One common type of high-risk ALL for which new therapies are urgently needed is ‘Philadelphia chromosome-like ALL’ (Ph-like ALL), named for its similarity to another type, Ph-positive ALL. Shared genetic characteristics of these two types of high-risk ALL have led scientists to hypothesize that they may respond to similar treatments; specifically, a newer class of drugs known as kinase inhibitors.
However, experiments have shown that cases of Ph-like ALL that contain a genetic mutation known as CRLF2r—about half of all cases of this subtype—respond poorly to kinase inhibitors when used as a single agent. Scientists have since been investigating whether kinase inhibitors are more effective when used in combination with other agents.
In new research published this week in the international journal Leukemia, scientists at Children’s Cancer Institute tested more than 5000 drugs in combination with the kinase inhibitor, ruxolitinib, finding that ruxolitinib worked synergistically with several types of commonly used anticancer drugs, the most effective being glucocorticoids, topoisomerase I and II inhibitors, microtubule targeting agents, and antimetabolites.
“New therapies are urgently needed for high-risk ALL,” said lead researcher Professor Richard Lock, Head of the Blood Cancers Theme at Children’s Cancer Institute. “We are very encouraged by our results, which suggest we could be on the way to developing a more effective way to treat this cancer in some children.”
Based on their in vitro findings, the researchers then carried out in vivo testing in living models of disease known as ‘patient-derived xenograft models’ (PDXs) or ‘avatars’: mice specially bred to grow leukemia cells taken from individual patients with CRLF2r Ph-like ALL. Results showed that the addition of ruxolitinib to a common treatment regimen called VXL (consisting of vincristine, 2dexamethasone, and L-asparaginase) enhanced treatment efficacy in two out of three avatars, achieving long-term suppression of leukemia growth in one of these.

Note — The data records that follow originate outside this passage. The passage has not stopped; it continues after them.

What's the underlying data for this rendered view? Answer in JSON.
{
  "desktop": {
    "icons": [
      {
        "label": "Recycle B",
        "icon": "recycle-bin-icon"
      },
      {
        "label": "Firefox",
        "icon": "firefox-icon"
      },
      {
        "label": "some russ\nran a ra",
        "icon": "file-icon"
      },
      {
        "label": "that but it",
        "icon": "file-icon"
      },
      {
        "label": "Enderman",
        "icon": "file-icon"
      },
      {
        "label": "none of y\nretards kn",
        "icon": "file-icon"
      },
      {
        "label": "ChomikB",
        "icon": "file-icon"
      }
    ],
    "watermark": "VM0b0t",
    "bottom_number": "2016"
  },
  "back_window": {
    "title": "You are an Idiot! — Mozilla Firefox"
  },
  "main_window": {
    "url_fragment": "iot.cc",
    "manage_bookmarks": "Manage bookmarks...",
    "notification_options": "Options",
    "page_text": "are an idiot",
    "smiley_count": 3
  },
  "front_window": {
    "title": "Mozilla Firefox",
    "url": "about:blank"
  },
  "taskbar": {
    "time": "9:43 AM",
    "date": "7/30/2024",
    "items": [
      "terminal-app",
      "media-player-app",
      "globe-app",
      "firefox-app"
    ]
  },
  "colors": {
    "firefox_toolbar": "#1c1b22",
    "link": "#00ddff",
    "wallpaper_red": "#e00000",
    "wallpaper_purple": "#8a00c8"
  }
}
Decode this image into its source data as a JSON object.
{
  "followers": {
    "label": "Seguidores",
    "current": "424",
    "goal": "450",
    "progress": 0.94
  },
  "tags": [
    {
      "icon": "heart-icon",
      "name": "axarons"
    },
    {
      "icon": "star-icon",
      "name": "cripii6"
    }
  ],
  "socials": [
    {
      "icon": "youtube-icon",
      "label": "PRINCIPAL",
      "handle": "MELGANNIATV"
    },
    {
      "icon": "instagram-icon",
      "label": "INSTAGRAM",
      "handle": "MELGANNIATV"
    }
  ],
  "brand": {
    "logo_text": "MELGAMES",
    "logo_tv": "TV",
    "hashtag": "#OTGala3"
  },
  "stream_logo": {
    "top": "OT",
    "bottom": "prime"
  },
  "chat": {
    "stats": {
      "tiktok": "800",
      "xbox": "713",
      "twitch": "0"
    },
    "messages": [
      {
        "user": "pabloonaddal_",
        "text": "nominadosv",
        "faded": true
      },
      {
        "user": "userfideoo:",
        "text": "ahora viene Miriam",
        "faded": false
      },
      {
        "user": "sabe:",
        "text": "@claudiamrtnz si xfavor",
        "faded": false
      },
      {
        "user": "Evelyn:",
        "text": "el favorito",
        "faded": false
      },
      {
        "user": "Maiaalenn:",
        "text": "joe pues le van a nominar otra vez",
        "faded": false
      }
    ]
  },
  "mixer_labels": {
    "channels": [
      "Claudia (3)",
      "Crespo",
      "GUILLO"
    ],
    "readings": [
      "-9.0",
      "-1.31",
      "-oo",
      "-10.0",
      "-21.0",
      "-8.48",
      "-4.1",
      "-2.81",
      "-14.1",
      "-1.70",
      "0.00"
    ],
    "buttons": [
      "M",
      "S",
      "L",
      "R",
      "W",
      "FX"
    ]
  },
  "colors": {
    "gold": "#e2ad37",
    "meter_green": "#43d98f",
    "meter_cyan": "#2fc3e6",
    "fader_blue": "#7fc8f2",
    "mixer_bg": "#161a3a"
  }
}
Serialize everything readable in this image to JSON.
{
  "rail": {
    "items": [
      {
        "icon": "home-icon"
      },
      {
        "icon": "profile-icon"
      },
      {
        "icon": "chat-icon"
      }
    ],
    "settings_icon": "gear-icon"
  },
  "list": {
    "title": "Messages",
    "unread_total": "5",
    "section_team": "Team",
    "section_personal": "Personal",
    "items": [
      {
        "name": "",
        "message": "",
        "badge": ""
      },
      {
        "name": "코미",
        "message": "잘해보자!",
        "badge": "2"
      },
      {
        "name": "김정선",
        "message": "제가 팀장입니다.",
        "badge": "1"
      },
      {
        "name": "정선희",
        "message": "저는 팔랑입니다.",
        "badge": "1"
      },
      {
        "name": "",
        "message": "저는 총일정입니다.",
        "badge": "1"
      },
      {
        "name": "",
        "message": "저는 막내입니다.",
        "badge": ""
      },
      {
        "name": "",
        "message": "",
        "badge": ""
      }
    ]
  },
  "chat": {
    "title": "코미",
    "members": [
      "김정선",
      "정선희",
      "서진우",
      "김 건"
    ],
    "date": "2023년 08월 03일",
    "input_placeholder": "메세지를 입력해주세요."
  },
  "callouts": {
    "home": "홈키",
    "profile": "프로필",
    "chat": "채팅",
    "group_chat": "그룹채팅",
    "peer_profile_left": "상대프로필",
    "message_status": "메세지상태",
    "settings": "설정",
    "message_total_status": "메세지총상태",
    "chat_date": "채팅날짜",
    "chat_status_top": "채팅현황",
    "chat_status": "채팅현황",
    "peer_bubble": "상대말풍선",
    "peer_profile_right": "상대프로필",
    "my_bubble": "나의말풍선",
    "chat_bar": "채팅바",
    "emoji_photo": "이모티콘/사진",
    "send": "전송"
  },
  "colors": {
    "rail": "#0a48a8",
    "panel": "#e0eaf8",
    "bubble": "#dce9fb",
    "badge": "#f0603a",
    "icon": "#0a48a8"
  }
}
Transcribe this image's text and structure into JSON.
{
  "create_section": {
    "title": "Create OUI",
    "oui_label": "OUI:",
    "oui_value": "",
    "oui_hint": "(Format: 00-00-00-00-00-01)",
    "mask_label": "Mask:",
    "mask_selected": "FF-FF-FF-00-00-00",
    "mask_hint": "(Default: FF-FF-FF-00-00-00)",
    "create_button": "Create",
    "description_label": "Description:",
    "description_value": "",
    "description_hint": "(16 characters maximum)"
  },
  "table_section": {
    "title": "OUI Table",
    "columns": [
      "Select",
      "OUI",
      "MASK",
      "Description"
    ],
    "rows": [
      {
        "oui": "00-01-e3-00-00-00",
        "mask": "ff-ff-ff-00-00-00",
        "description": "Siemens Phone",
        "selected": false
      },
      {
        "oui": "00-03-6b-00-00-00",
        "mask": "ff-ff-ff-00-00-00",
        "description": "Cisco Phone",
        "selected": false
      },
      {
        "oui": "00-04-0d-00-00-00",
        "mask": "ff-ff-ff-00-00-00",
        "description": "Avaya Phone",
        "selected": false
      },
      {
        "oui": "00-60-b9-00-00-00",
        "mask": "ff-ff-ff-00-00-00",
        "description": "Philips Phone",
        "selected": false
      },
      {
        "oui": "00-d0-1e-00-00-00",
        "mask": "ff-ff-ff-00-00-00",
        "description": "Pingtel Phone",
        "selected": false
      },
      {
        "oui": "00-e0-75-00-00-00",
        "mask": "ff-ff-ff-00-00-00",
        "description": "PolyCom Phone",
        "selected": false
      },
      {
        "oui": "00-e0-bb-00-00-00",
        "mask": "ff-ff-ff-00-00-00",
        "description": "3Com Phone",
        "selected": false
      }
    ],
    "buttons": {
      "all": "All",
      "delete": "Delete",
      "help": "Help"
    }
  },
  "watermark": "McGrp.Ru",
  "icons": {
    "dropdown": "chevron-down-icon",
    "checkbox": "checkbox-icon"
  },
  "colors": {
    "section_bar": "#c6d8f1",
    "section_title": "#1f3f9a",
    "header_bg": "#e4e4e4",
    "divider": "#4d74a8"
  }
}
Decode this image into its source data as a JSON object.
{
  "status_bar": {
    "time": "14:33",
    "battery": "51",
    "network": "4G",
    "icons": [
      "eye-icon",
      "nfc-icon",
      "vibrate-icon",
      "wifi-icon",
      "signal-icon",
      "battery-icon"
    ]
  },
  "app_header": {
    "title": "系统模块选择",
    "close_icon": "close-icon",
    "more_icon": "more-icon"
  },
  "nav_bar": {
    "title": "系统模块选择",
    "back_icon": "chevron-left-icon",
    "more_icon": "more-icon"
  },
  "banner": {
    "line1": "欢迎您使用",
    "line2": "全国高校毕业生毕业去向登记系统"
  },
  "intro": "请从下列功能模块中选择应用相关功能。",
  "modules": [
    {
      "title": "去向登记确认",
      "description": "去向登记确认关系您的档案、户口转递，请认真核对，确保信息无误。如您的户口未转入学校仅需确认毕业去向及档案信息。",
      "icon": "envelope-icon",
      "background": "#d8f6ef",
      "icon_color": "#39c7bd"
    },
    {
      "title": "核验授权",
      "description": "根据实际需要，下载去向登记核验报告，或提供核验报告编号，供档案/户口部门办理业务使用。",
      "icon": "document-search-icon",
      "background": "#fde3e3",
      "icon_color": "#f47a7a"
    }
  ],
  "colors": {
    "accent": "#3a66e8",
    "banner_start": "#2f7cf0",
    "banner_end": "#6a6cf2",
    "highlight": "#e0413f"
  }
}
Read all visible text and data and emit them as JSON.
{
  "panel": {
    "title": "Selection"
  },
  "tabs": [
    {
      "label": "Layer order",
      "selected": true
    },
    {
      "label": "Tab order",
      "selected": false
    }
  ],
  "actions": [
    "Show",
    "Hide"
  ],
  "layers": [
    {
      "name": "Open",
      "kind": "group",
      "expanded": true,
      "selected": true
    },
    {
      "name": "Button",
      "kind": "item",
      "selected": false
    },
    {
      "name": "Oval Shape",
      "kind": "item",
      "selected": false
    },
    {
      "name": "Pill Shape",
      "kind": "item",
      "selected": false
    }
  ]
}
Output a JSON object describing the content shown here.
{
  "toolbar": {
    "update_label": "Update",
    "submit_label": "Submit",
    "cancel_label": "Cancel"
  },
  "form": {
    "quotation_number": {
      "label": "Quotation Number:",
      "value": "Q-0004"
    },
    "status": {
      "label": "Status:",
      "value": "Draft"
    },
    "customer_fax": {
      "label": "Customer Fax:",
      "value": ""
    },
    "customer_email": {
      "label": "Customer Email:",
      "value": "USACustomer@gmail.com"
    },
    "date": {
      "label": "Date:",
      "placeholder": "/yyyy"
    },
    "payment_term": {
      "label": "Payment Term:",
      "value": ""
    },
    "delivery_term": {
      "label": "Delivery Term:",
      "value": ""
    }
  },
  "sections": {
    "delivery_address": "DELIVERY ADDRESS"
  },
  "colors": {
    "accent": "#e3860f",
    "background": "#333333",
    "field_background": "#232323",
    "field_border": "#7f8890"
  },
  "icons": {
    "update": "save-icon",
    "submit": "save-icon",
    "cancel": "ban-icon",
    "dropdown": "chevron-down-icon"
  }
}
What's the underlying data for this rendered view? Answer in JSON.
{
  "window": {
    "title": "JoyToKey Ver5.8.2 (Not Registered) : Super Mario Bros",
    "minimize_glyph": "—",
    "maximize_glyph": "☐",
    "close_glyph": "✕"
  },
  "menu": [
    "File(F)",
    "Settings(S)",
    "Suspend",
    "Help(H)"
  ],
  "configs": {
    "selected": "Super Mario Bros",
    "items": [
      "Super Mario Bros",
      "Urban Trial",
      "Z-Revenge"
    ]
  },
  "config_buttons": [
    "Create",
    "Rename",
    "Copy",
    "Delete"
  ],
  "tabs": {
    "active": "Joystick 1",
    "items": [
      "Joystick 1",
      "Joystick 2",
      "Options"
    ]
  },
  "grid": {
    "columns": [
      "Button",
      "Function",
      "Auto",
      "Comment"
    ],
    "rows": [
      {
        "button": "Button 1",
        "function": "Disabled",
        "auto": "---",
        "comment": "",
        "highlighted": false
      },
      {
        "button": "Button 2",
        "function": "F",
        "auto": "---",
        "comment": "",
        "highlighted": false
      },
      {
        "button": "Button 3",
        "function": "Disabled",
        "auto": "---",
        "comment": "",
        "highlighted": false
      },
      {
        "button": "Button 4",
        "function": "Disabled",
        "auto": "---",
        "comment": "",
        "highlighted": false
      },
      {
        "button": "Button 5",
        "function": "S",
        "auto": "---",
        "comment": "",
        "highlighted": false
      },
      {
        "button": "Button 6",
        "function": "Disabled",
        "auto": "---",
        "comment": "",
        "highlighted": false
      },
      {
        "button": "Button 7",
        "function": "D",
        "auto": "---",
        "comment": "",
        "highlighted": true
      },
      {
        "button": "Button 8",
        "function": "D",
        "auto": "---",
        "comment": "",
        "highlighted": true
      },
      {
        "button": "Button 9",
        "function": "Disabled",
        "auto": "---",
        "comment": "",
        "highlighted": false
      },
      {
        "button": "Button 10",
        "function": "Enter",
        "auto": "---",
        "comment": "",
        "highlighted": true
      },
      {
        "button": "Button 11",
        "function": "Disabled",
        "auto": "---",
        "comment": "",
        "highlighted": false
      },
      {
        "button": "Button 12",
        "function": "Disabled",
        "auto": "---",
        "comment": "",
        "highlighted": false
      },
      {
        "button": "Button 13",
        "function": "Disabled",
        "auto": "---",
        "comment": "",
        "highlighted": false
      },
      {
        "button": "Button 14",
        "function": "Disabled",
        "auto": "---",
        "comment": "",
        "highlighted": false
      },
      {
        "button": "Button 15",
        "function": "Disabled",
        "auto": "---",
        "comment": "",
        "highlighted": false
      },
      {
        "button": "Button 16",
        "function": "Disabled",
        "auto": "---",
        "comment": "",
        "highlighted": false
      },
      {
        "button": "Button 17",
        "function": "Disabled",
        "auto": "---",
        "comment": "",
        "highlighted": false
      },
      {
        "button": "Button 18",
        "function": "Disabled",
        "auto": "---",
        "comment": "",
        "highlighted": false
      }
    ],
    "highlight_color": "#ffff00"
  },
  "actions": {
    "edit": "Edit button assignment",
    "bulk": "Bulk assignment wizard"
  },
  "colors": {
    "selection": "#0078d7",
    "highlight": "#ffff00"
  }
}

“The enhanced effect of treatment when ruxolitinib was added, and the variety of drug classes found to synergize with ruxolitinib in our laboratory, suggest promising potential for kinase inhibitors in the treatment of Ph-like ALL,” said Professor Lock. “We hope this leads to improved treatment options for children with this leukemia in the near future.”